Extracted records
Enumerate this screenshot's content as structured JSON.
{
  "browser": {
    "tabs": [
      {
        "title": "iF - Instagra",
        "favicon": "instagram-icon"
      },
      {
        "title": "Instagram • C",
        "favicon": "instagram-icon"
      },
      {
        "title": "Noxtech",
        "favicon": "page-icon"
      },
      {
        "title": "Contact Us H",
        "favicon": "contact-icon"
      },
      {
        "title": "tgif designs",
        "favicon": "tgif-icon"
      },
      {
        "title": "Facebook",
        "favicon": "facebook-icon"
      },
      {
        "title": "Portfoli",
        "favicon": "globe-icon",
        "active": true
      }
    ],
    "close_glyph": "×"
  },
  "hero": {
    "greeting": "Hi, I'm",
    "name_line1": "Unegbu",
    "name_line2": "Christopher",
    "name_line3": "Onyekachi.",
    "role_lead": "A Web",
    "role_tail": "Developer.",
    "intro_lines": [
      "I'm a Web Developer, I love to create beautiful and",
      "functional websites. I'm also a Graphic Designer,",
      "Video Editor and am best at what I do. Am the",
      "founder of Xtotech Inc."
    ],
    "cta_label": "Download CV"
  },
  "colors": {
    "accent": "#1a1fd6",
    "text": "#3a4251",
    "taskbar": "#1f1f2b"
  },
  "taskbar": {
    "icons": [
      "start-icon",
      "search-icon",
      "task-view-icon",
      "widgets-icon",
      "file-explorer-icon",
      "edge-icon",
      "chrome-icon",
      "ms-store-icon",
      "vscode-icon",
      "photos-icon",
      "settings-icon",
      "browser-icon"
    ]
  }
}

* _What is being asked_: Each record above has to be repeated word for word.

* _Output for this exercise_:
Enumerate this screenshot's content as structured JSON.
{
  "browser": {
    "tabs": [
      {
        "title": "iF - Instagra",
        "favicon": "instagram-icon"
      },
      {
        "title": "Instagram • C",
        "favicon": "instagram-icon"
      },
      {
        "title": "Noxtech",
        "favicon": "page-icon"
      },
      {
        "title": "Contact Us H",
        "favicon": "contact-icon"
      },
      {
        "title": "tgif designs",
        "favicon": "tgif-icon"
      },
      {
        "title": "Facebook",
        "favicon": "facebook-icon"
      },
      {
        "title": "Portfoli",
        "favicon": "globe-icon",
        "active": true
      }
    ],
    "close_glyph": "×"
  },
  "hero": {
    "greeting": "Hi, I'm",
    "name_line1": "Unegbu",
    "name_line2": "Christopher",
    "name_line3": "Onyekachi.",
    "role_lead": "A Web",
    "role_tail": "Developer.",
    "intro_lines": [
      "I'm a Web Developer, I love to create beautiful and",
      "functional websites. I'm also a Graphic Designer,",
      "Video Editor and am best at what I do. Am the",
      "founder of Xtotech Inc."
    ],
    "cta_label": "Download CV"
  },
  "colors": {
    "accent": "#1a1fd6",
    "text": "#3a4251",
    "taskbar": "#1f1f2b"
  },
  "taskbar": {
    "icons": [
      "start-icon",
      "search-icon",
      "task-view-icon",
      "widgets-icon",
      "file-explorer-icon",
      "edge-icon",
      "chrome-icon",
      "ms-store-icon",
      "vscode-icon",
      "photos-icon",
      "settings-icon",
      "browser-icon"
    ]
  }
}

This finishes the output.